New technology offers both advantages and disadvantages. On the plus side, it makes our world a more interesting place. It improves our lives and enables businesses to get more done in less time. The negative? New technology inevitably takes away jobs. The Economist newspaper recently took a look at the double-edged sword that is technology.
The Economist story points out that new technology in most cases eliminates some jobs. It's no surprise. To prove this point, the newspaper has a look at farm life. About 100 years ago, one in three U.S. residents worked on a farm. These days less than 2 percent of U.S. residents can say the same. Why? Technology.
But owing to technology, farms in the United States are more productive than ever, according to the Economist story. Farms today produce far more food than they did when so many more U.S. residents worked on them. At the same time, the laborers who left farm life found, as a result of technology, different jobs.

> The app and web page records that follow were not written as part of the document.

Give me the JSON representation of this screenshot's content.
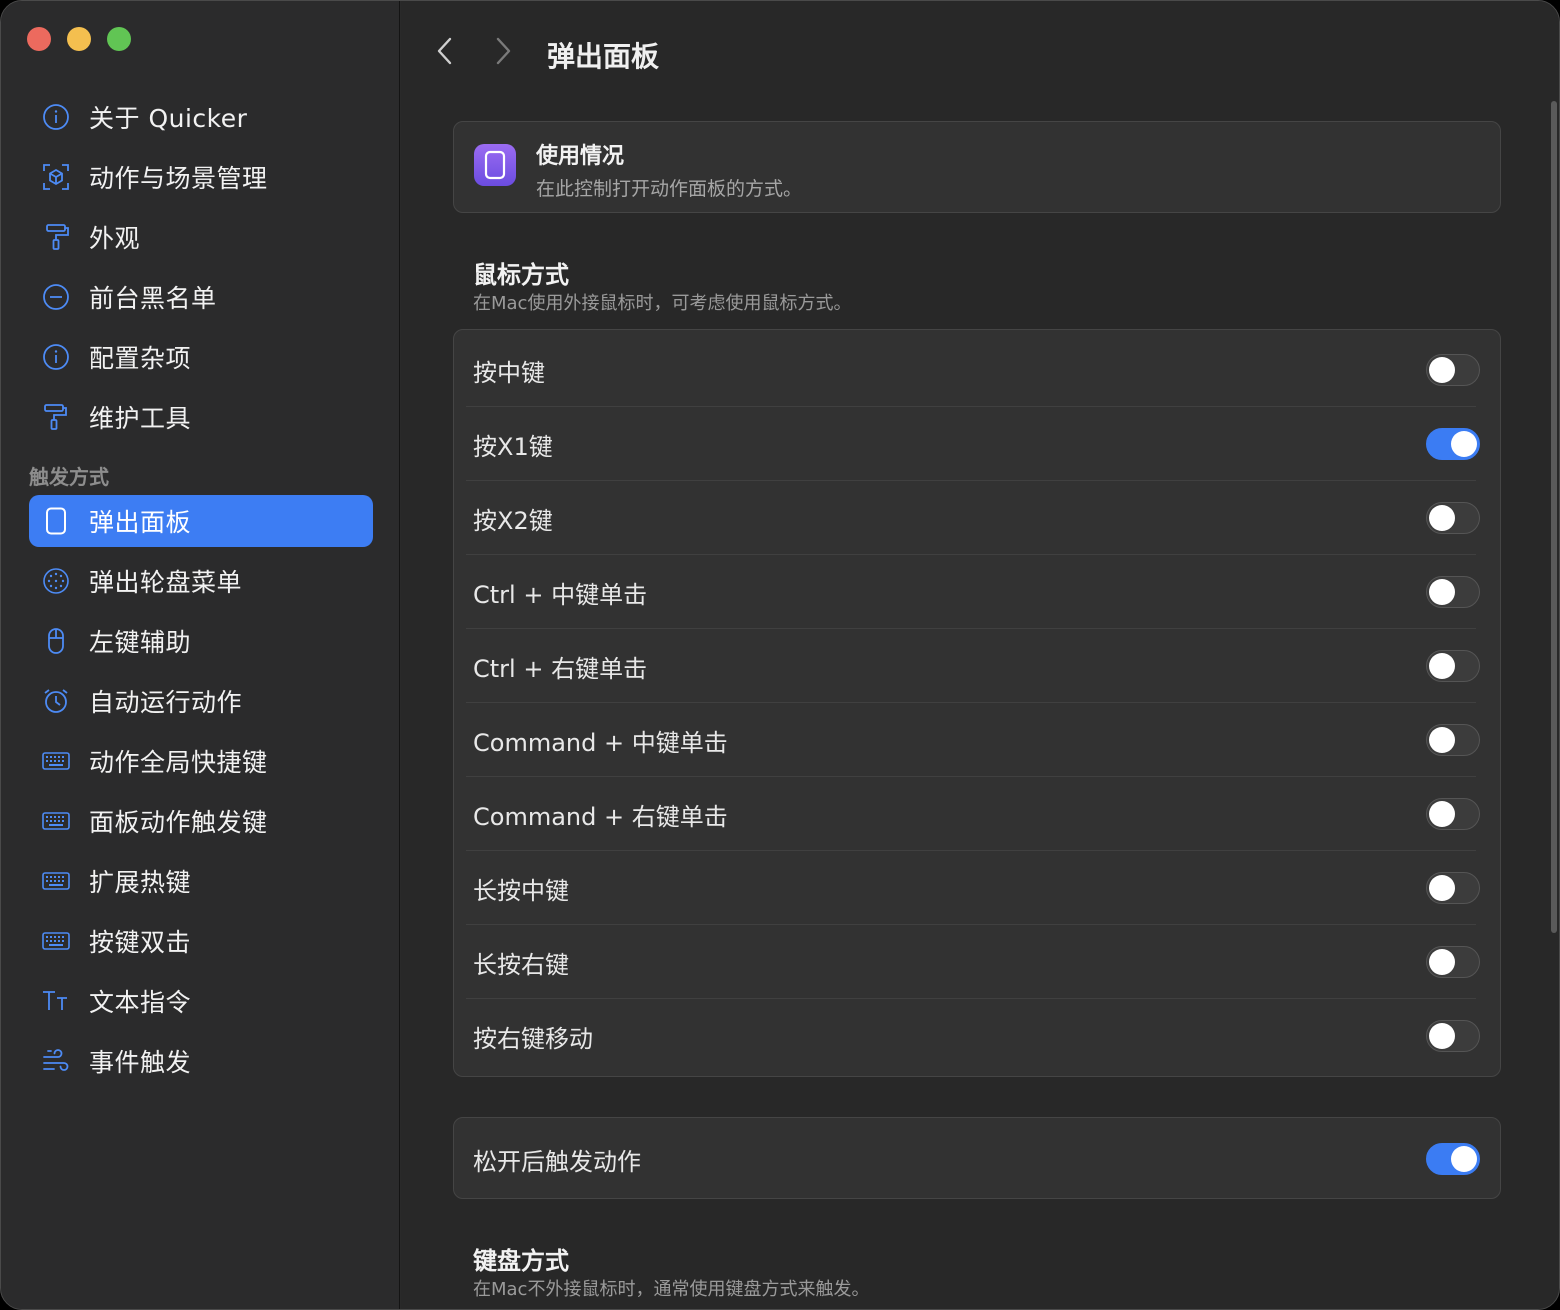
{
  "window": {
    "colors": {
      "accent": "#3d7df3",
      "close": "#ec6a5e",
      "minimize": "#f4bf4f",
      "maximize": "#61c554"
    }
  },
  "sidebar": {
    "items_top": [
      {
        "label": "关于 Quicker",
        "icon": "info-circle-icon"
      },
      {
        "label": "动作与场景管理",
        "icon": "cube-scan-icon"
      },
      {
        "label": "外观",
        "icon": "paint-roller-icon"
      },
      {
        "label": "前台黑名单",
        "icon": "minus-circle-icon"
      },
      {
        "label": "配置杂项",
        "icon": "info-circle-icon"
      },
      {
        "label": "维护工具",
        "icon": "paint-roller-icon"
      }
    ],
    "section_label": "触发方式",
    "items_trigger": [
      {
        "label": "弹出面板",
        "icon": "panel-icon",
        "selected": true
      },
      {
        "label": "弹出轮盘菜单",
        "icon": "dial-icon"
      },
      {
        "label": "左键辅助",
        "icon": "mouse-icon"
      },
      {
        "label": "自动运行动作",
        "icon": "alarm-clock-icon"
      },
      {
        "label": "动作全局快捷键",
        "icon": "keyboard-icon"
      },
      {
        "label": "面板动作触发键",
        "icon": "keyboard-icon"
      },
      {
        "label": "扩展热键",
        "icon": "keyboard-icon"
      },
      {
        "label": "按键双击",
        "icon": "keyboard-icon"
      },
      {
        "label": "文本指令",
        "icon": "text-size-icon"
      },
      {
        "label": "事件触发",
        "icon": "wind-icon"
      }
    ]
  },
  "main": {
    "title": "弹出面板",
    "usage": {
      "title": "使用情况",
      "description": "在此控制打开动作面板的方式。"
    },
    "mouse_section": {
      "title": "鼠标方式",
      "description": "在Mac使用外接鼠标时，可考虑使用鼠标方式。",
      "rows": [
        {
          "label": "按中键",
          "on": false
        },
        {
          "label": "按X1键",
          "on": true
        },
        {
          "label": "按X2键",
          "on": false
        },
        {
          "label": "Ctrl + 中键单击",
          "on": false
        },
        {
          "label": "Ctrl + 右键单击",
          "on": false
        },
        {
          "label": "Command + 中键单击",
          "on": false
        },
        {
          "label": "Command + 右键单击",
          "on": false
        },
        {
          "label": "长按中键",
          "on": false
        },
        {
          "label": "长按右键",
          "on": false
        },
        {
          "label": "按右键移动",
          "on": false
        }
      ]
    },
    "release_row": {
      "label": "松开后触发动作",
      "on": true
    },
    "keyboard_section": {
      "title": "键盘方式",
      "description": "在Mac不外接鼠标时，通常使用键盘方式来触发。"
    }
  }
}
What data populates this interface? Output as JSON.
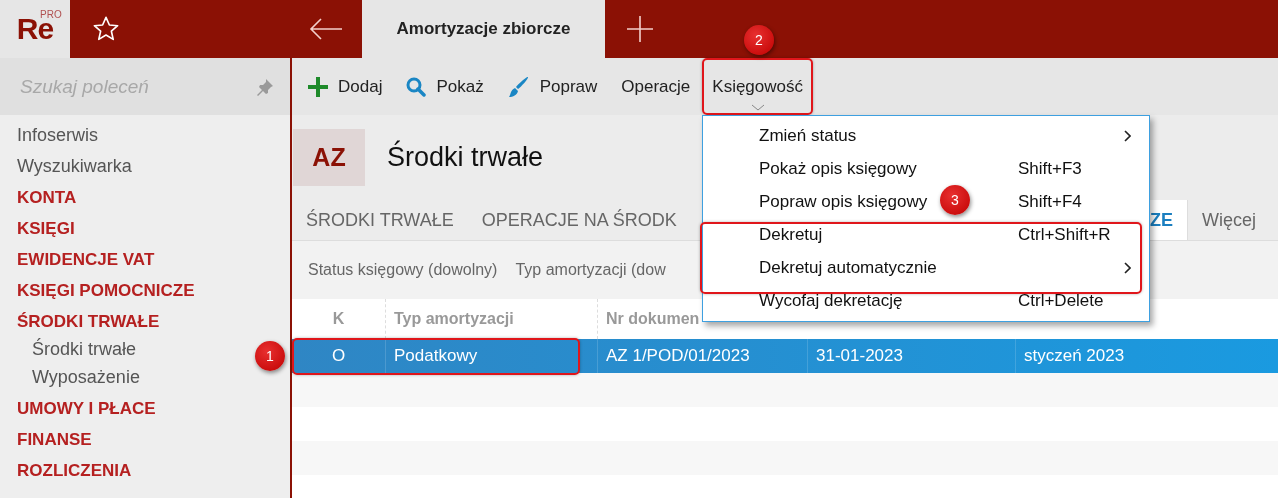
{
  "app": {
    "logo": "Re",
    "logo_badge": "PRO"
  },
  "tabs": [
    {
      "label": "Amortyzacje zbiorcze",
      "selected": true
    }
  ],
  "sidebar": {
    "search_placeholder": "Szukaj poleceń",
    "items": [
      {
        "label": "Infoserwis",
        "kind": "link"
      },
      {
        "label": "Wyszukiwarka",
        "kind": "link"
      },
      {
        "label": "KONTA",
        "kind": "section"
      },
      {
        "label": "KSIĘGI",
        "kind": "section"
      },
      {
        "label": "EWIDENCJE VAT",
        "kind": "section"
      },
      {
        "label": "KSIĘGI POMOCNICZE",
        "kind": "section"
      },
      {
        "label": "ŚRODKI TRWAŁE",
        "kind": "section",
        "children": [
          {
            "label": "Środki trwałe"
          },
          {
            "label": "Wyposażenie"
          }
        ]
      },
      {
        "label": "UMOWY I PŁACE",
        "kind": "section"
      },
      {
        "label": "FINANSE",
        "kind": "section"
      },
      {
        "label": "ROZLICZENIA",
        "kind": "section"
      }
    ]
  },
  "toolbar": [
    {
      "label": "Dodaj",
      "kind": "add"
    },
    {
      "label": "Pokaż",
      "kind": "show"
    },
    {
      "label": "Popraw",
      "kind": "edit"
    },
    {
      "label": "Operacje",
      "kind": "plain"
    },
    {
      "label": "Księgowość",
      "kind": "dropdown",
      "expanded": true
    }
  ],
  "document": {
    "code": "AZ",
    "title": "Środki trwałe"
  },
  "subtabs": [
    {
      "label": "ŚRODKI TRWAŁE",
      "selected": false
    },
    {
      "label": "OPERACJE NA ŚRODK",
      "selected": false
    },
    {
      "label": "ZE",
      "selected": true
    },
    {
      "label": "Więcej",
      "selected": false
    }
  ],
  "filters": [
    "Status księgowy (dowolny)",
    "Typ amortyzacji (dow"
  ],
  "table": {
    "columns": [
      "K",
      "Typ amortyzacji",
      "Nr dokumen"
    ],
    "rows": [
      {
        "cells": [
          "O",
          "Podatkowy",
          "AZ 1/POD/01/2023",
          "31-01-2023",
          "styczeń 2023"
        ],
        "selected": true
      }
    ]
  },
  "menu": {
    "items": [
      {
        "label": "Zmień status",
        "submenu": true
      },
      {
        "label": "Pokaż opis księgowy",
        "shortcut": "Shift+F3",
        "submenu": false
      },
      {
        "label": "Popraw opis księgowy",
        "shortcut": "Shift+F4",
        "submenu": false
      },
      {
        "label": "Dekretuj",
        "shortcut": "Ctrl+Shift+R",
        "submenu": false
      },
      {
        "label": "Dekretuj automatycznie",
        "submenu": true
      },
      {
        "label": "Wycofaj dekretację",
        "shortcut": "Ctrl+Delete",
        "submenu": false
      }
    ]
  },
  "callouts": [
    {
      "number": "1"
    },
    {
      "number": "2"
    },
    {
      "number": "3"
    }
  ]
}
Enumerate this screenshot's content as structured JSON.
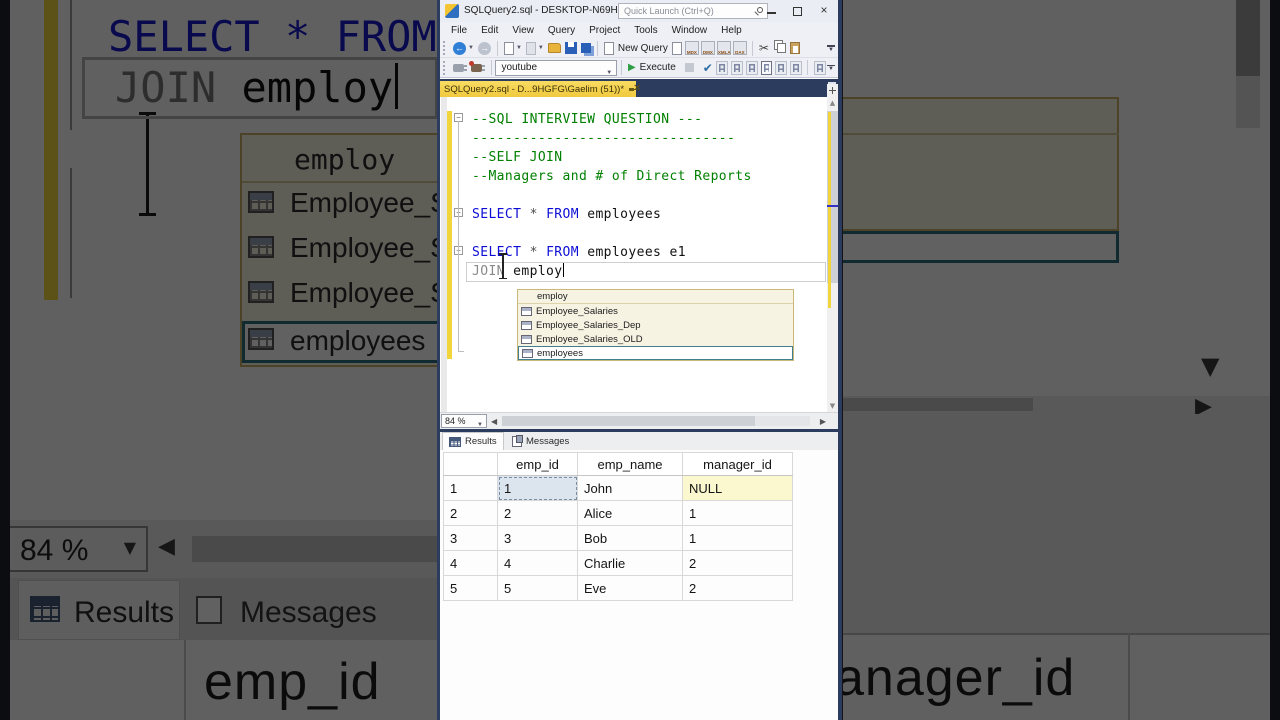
{
  "window": {
    "title": "SQLQuery2.sql - DESKTOP-N69HGF...",
    "quick_launch_placeholder": "Quick Launch (Ctrl+Q)"
  },
  "menu": {
    "items": [
      "File",
      "Edit",
      "View",
      "Query",
      "Project",
      "Tools",
      "Window",
      "Help"
    ]
  },
  "toolbar": {
    "new_query_label": "New Query",
    "query_type_labels": [
      "MDX",
      "DMX",
      "XMLA",
      "DAX"
    ],
    "database_selector_value": "youtube",
    "execute_label": "Execute"
  },
  "tab": {
    "label": "SQLQuery2.sql - D...9HGFG\\Gaelim (51))*"
  },
  "editor": {
    "zoom_level": "84 %",
    "lines": [
      {
        "segments": [
          {
            "text": "--SQL INTERVIEW QUESTION ---",
            "type": "comment"
          }
        ]
      },
      {
        "segments": [
          {
            "text": "--------------------------------",
            "type": "comment"
          }
        ]
      },
      {
        "segments": [
          {
            "text": "--SELF JOIN",
            "type": "comment"
          }
        ]
      },
      {
        "segments": [
          {
            "text": "--Managers and # of Direct Reports",
            "type": "comment"
          }
        ]
      },
      {
        "segments": []
      },
      {
        "segments": [
          {
            "text": "SELECT",
            "type": "keyword"
          },
          {
            "text": " ",
            "type": "plain"
          },
          {
            "text": "*",
            "type": "operator"
          },
          {
            "text": " ",
            "type": "plain"
          },
          {
            "text": "FROM",
            "type": "keyword"
          },
          {
            "text": " employees",
            "type": "plain"
          }
        ]
      },
      {
        "segments": []
      },
      {
        "segments": [
          {
            "text": "SELECT",
            "type": "keyword"
          },
          {
            "text": " ",
            "type": "plain"
          },
          {
            "text": "*",
            "type": "operator"
          },
          {
            "text": " ",
            "type": "plain"
          },
          {
            "text": "FROM",
            "type": "keyword"
          },
          {
            "text": " employees e1",
            "type": "plain"
          }
        ]
      },
      {
        "segments": [
          {
            "text": "JOIN",
            "type": "keyword-gray"
          },
          {
            "text": " employ",
            "type": "plain"
          }
        ],
        "caret": true
      }
    ]
  },
  "intellisense": {
    "items": [
      {
        "label": "employ",
        "icon": "none",
        "selected": false
      },
      {
        "label": "Employee_Salaries",
        "icon": "table-icon",
        "selected": false
      },
      {
        "label": "Employee_Salaries_Dep",
        "icon": "table-icon",
        "selected": false
      },
      {
        "label": "Employee_Salaries_OLD",
        "icon": "table-icon",
        "selected": false
      },
      {
        "label": "employees",
        "icon": "table-icon",
        "selected": true
      }
    ]
  },
  "results_pane": {
    "tabs": [
      {
        "label": "Results"
      },
      {
        "label": "Messages"
      }
    ]
  },
  "grid": {
    "columns": [
      "emp_id",
      "emp_name",
      "manager_id"
    ],
    "rows": [
      {
        "num": "1",
        "cells": [
          "1",
          "John",
          "NULL"
        ]
      },
      {
        "num": "2",
        "cells": [
          "2",
          "Alice",
          "1"
        ]
      },
      {
        "num": "3",
        "cells": [
          "3",
          "Bob",
          "1"
        ]
      },
      {
        "num": "4",
        "cells": [
          "4",
          "Charlie",
          "2"
        ]
      },
      {
        "num": "5",
        "cells": [
          "5",
          "Eve",
          "2"
        ]
      }
    ],
    "selected_cell": {
      "row": 0,
      "col": 0
    }
  },
  "background": {
    "code_line_1": "SELECT * FROM",
    "code_line_2": "JOIN employ",
    "list_items": [
      "employ",
      "Employee_S",
      "Employee_S",
      "Employee_S",
      "employees"
    ],
    "zoom_level": "84 %",
    "results_tab": "Results",
    "messages_tab": "Messages",
    "grid_header_left": "emp_id",
    "grid_header_right": "anager_id"
  },
  "colors": {
    "tab_gold": "#f0c93e",
    "keyword_blue": "#0d0dd6",
    "comment_green": "#008000",
    "tabbar_navy": "#2c3c5f",
    "change_track_yellow": "#f2d53c"
  }
}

The worry these days, though -- one expressed in the Economist story -- is that this isn't happening. Technology is eliminating a lot of jobs. But it's not creating enough new ones to replace these losses. The Economist says that it's up to the U.S. government to create new education opportunities for displaced workers so that these workers can grab the creative jobs which will make up the new economy. Will this happen? That's the big question.